--- Working data ---
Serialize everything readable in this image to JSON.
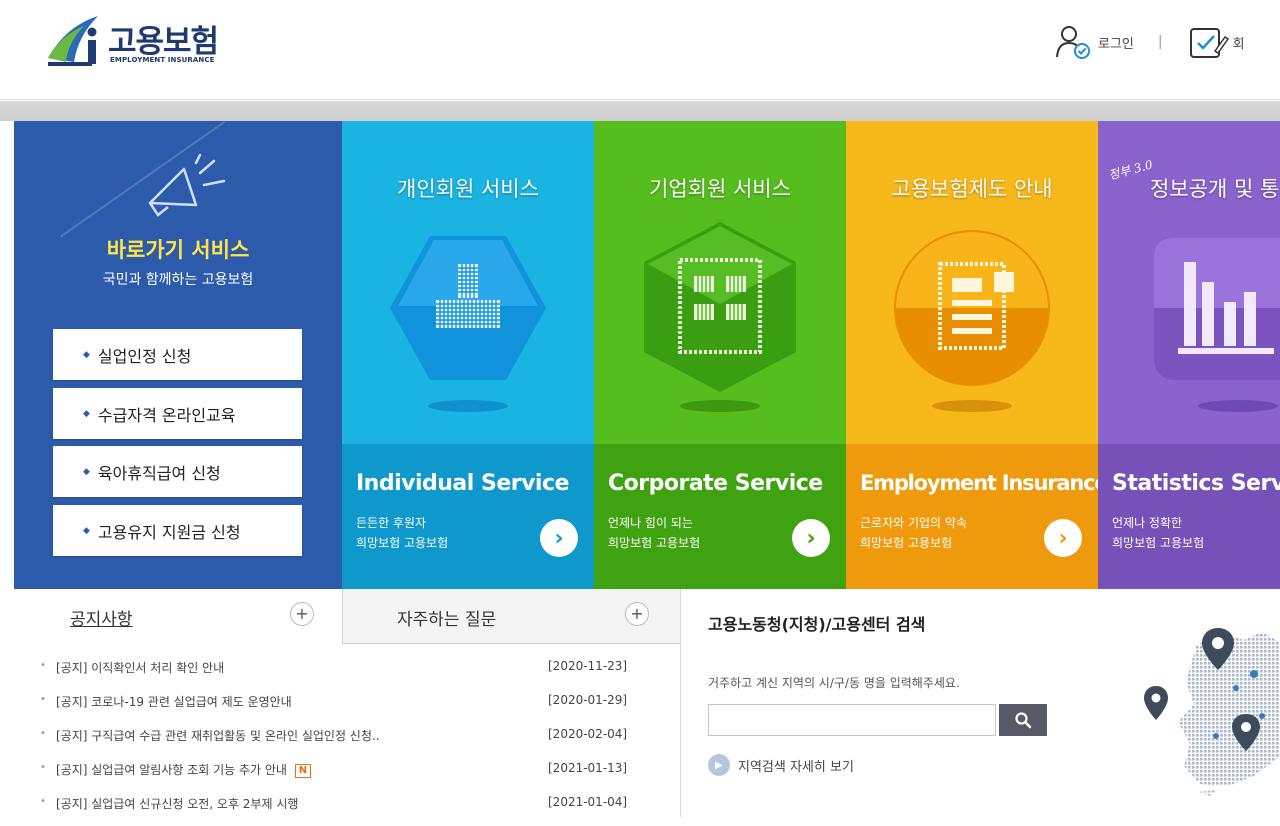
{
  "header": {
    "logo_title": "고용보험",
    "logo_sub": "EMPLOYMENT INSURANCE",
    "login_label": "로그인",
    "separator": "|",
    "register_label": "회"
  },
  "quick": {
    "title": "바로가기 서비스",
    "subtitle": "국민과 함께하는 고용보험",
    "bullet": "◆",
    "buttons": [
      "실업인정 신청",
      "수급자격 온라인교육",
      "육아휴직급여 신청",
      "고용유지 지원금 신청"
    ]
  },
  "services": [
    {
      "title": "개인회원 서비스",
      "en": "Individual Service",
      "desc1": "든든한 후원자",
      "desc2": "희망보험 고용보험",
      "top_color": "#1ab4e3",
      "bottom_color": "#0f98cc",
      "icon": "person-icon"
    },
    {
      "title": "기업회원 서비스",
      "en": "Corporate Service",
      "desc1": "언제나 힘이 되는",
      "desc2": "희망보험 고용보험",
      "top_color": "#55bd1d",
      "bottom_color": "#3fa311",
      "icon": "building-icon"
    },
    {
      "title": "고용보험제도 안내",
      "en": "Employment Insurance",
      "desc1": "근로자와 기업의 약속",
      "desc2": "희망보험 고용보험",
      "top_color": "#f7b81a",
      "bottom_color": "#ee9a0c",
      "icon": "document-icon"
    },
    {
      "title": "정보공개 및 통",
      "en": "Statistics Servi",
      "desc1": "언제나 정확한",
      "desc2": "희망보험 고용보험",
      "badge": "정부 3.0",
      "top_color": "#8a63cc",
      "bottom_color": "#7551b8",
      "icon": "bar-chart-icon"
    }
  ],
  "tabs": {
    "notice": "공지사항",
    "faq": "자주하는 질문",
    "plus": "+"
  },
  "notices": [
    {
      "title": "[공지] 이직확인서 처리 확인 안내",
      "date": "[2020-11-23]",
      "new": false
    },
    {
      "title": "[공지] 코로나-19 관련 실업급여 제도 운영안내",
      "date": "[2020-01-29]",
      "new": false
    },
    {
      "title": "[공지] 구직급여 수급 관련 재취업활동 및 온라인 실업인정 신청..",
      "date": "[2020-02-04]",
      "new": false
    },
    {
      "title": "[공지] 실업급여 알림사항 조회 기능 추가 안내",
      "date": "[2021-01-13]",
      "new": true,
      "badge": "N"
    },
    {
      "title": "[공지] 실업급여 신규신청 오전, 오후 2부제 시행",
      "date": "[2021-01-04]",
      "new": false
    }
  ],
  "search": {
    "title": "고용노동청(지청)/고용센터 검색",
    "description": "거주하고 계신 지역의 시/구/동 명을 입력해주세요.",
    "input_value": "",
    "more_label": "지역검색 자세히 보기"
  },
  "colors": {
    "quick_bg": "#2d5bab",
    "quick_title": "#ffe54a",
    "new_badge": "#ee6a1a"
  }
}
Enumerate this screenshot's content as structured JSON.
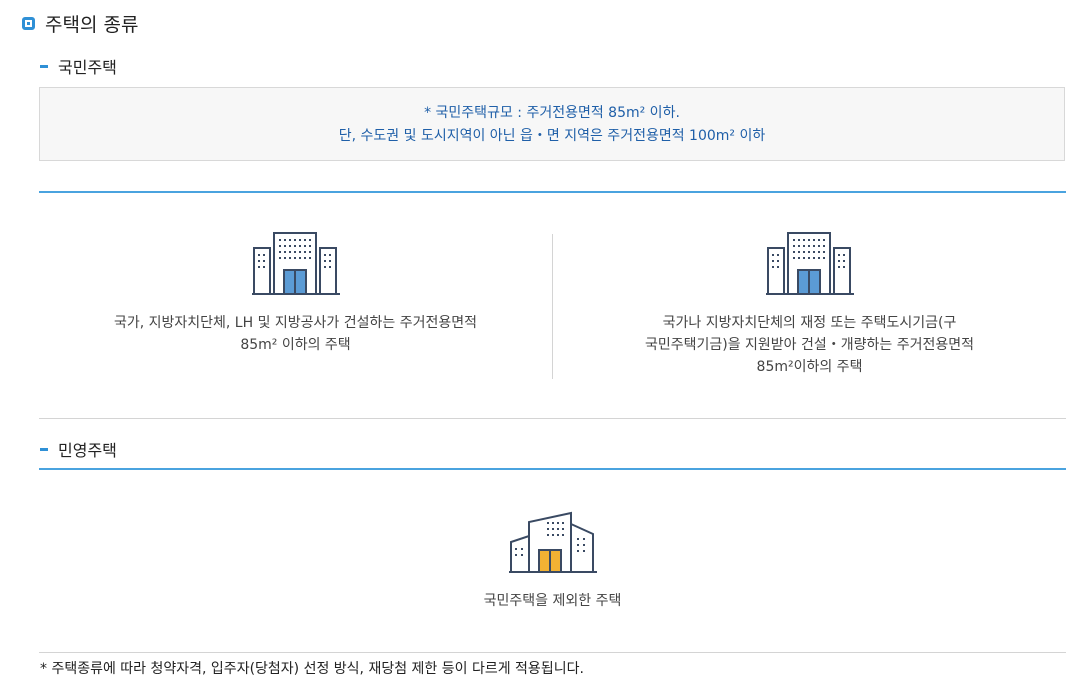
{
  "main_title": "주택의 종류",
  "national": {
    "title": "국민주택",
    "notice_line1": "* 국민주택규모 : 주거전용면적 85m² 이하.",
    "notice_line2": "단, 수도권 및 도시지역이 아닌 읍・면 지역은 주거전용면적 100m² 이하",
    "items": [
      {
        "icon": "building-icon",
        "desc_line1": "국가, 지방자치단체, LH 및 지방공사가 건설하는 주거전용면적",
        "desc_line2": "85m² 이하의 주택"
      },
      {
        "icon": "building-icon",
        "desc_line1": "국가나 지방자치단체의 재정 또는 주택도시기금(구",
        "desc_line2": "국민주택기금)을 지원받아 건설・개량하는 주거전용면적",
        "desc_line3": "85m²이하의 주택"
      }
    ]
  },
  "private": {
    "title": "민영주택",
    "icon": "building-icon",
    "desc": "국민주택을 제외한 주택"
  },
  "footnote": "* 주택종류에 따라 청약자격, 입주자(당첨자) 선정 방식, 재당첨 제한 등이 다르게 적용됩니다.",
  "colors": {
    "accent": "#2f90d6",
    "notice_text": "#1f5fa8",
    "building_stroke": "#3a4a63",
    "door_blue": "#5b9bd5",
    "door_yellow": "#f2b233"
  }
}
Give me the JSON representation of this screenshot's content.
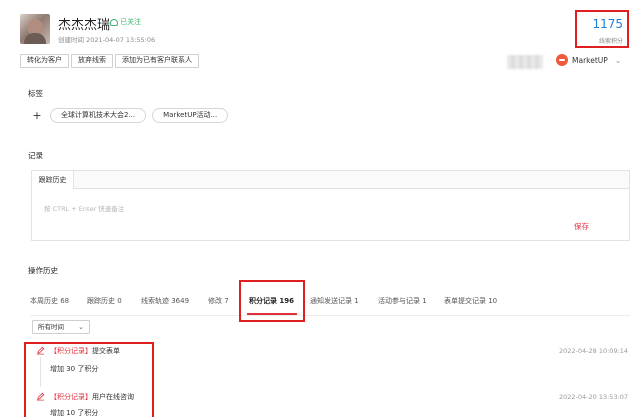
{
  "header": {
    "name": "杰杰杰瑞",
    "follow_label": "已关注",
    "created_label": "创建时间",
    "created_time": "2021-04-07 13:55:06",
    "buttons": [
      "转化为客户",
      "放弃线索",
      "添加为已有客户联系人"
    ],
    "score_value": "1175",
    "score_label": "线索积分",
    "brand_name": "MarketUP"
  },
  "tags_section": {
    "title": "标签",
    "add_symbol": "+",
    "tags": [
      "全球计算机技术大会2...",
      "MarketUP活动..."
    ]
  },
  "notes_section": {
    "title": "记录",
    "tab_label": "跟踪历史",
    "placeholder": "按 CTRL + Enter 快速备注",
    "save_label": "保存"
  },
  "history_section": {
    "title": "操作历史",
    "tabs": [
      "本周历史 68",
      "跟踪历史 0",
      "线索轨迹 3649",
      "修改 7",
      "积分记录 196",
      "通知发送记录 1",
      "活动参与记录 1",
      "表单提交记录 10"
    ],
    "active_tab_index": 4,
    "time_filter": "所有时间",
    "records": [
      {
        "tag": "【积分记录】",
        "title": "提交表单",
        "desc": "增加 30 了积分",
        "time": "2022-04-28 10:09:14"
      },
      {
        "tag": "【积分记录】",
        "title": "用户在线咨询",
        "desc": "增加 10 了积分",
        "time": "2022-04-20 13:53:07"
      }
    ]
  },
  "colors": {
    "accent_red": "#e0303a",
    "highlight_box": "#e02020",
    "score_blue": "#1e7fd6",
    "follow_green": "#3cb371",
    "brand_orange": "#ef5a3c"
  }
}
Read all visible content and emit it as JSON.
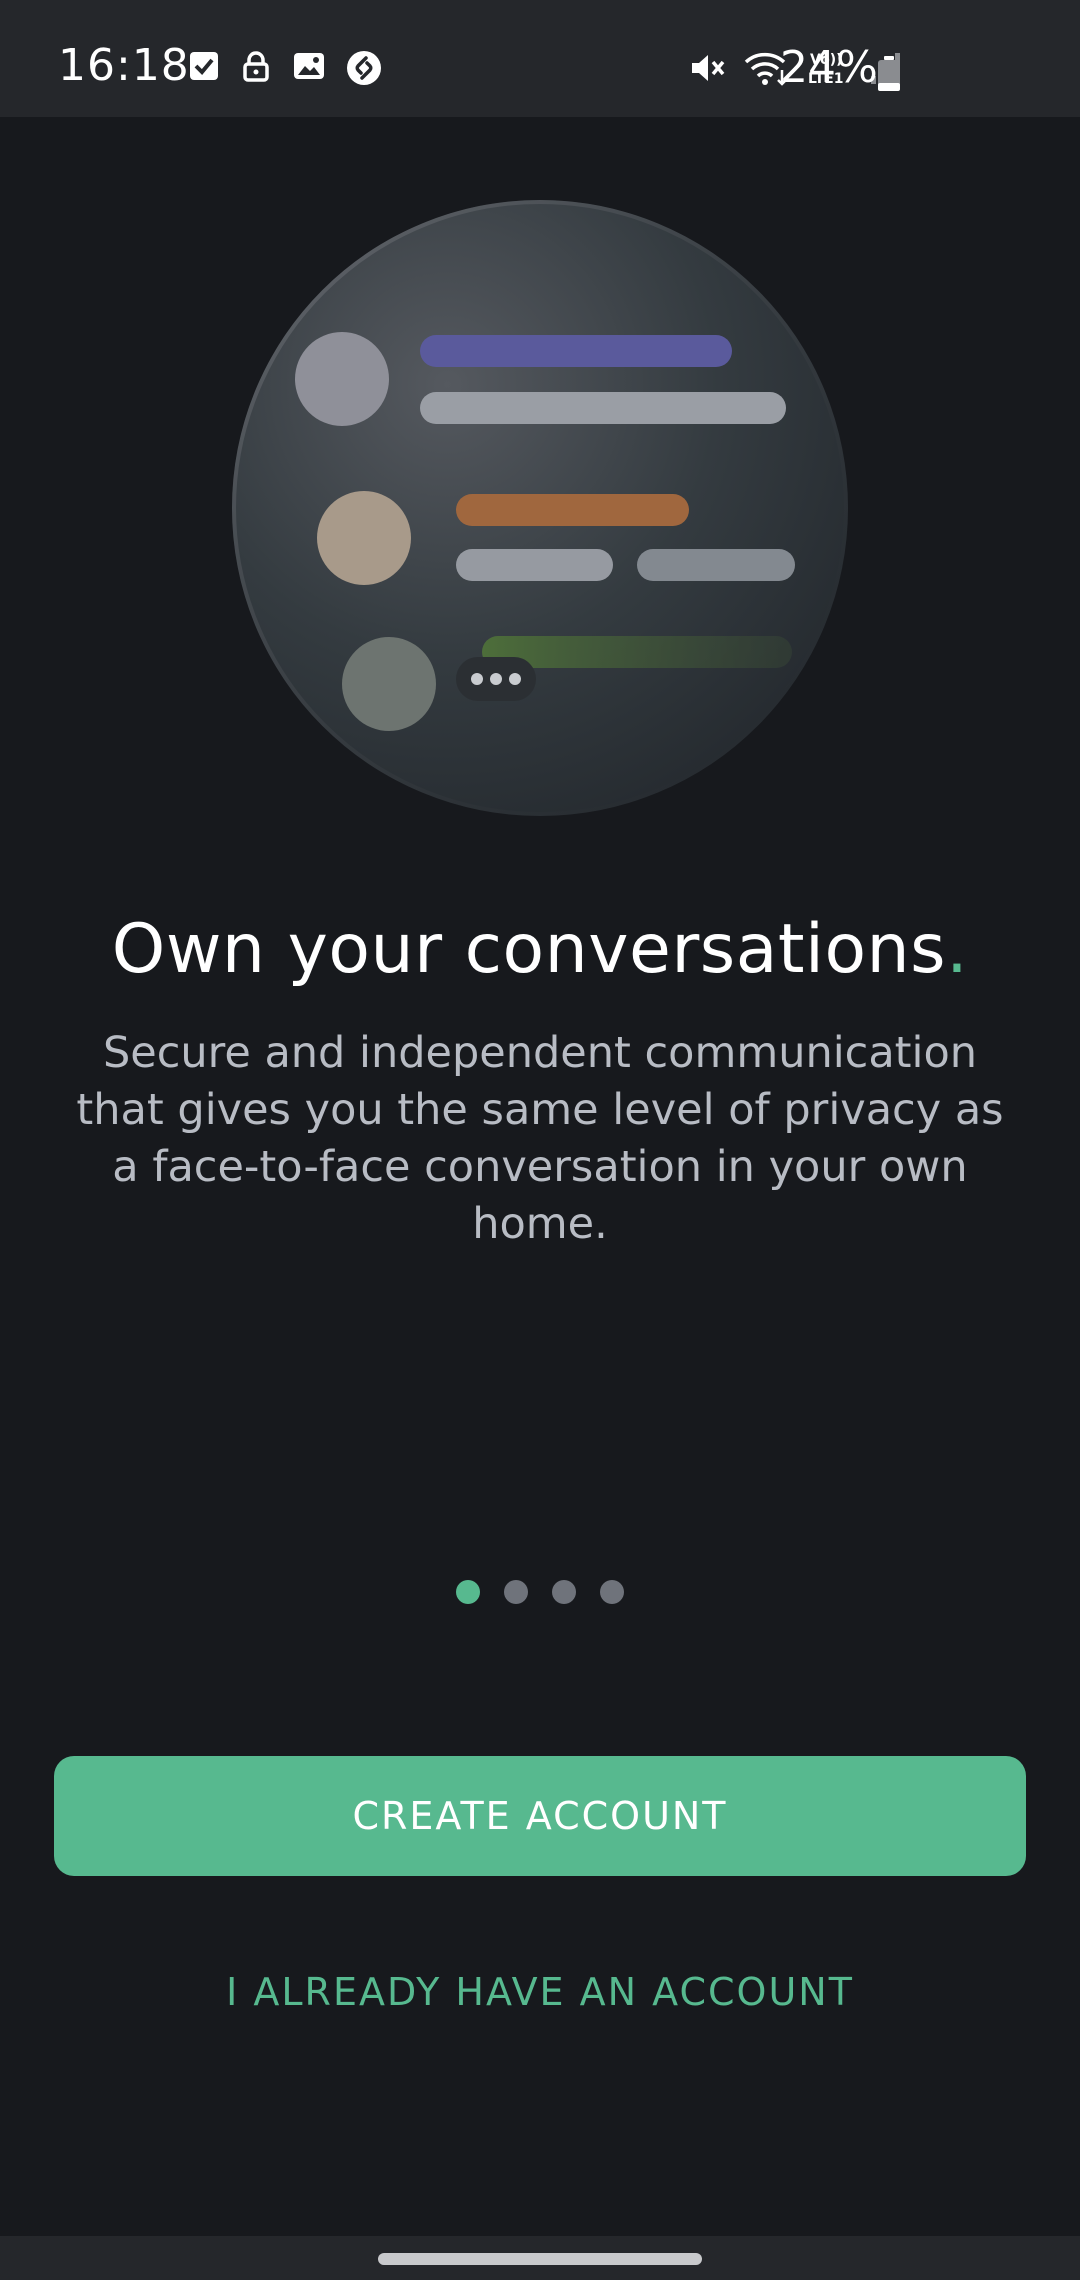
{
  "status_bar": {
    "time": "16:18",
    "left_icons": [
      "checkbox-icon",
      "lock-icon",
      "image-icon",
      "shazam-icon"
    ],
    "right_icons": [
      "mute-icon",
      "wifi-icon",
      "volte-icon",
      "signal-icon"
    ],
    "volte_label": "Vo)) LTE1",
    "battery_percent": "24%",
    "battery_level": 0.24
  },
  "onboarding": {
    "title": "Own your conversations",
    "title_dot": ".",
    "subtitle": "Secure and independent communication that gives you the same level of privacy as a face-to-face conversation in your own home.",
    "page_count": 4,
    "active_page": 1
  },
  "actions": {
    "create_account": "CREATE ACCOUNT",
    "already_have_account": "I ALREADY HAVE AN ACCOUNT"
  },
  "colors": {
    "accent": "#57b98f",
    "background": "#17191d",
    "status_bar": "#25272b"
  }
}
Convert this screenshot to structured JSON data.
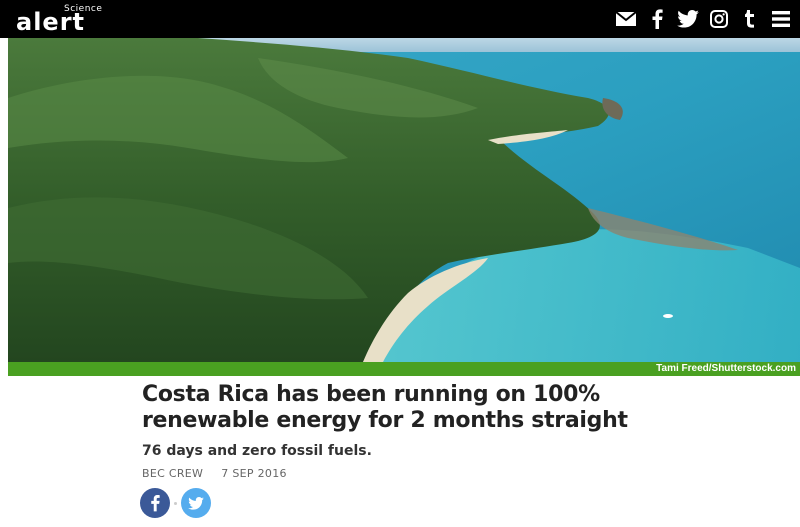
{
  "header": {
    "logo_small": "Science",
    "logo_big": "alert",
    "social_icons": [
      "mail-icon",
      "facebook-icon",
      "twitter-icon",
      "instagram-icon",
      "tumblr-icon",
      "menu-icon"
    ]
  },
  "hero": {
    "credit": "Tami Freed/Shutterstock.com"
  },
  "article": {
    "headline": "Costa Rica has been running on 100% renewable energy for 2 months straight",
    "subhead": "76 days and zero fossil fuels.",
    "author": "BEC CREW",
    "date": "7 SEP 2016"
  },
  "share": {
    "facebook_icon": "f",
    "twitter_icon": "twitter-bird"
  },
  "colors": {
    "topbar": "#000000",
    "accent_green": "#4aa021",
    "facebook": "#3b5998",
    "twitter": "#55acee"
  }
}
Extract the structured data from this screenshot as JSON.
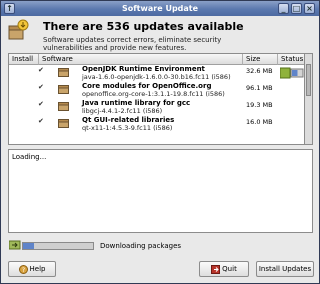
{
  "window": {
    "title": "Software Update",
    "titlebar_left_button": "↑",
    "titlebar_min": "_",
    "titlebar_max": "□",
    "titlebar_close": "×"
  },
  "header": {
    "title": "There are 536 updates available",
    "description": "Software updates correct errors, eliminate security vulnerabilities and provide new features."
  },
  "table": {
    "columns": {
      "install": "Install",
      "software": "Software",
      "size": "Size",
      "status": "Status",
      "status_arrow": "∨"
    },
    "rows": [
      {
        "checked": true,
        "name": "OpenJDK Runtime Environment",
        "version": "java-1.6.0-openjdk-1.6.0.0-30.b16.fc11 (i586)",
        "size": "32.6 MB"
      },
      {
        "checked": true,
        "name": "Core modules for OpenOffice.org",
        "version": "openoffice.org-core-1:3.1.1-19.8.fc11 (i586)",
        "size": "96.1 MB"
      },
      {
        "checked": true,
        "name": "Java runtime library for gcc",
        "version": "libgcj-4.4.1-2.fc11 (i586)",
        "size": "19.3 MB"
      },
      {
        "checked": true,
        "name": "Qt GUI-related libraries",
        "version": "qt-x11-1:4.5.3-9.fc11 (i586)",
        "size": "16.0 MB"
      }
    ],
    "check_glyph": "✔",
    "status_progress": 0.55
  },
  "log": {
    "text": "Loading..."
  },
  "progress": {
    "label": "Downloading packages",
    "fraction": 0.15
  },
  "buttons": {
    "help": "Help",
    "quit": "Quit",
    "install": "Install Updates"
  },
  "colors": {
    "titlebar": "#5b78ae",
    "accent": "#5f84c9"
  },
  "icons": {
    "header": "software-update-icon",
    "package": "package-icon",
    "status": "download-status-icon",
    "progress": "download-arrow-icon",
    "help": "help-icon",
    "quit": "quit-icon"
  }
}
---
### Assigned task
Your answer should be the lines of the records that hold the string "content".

### Written response
Enumerate this screenshot's content as structured JSON.
Give me the JSON representation of this screenshot's content.
Read all visible content and emit it as JSON.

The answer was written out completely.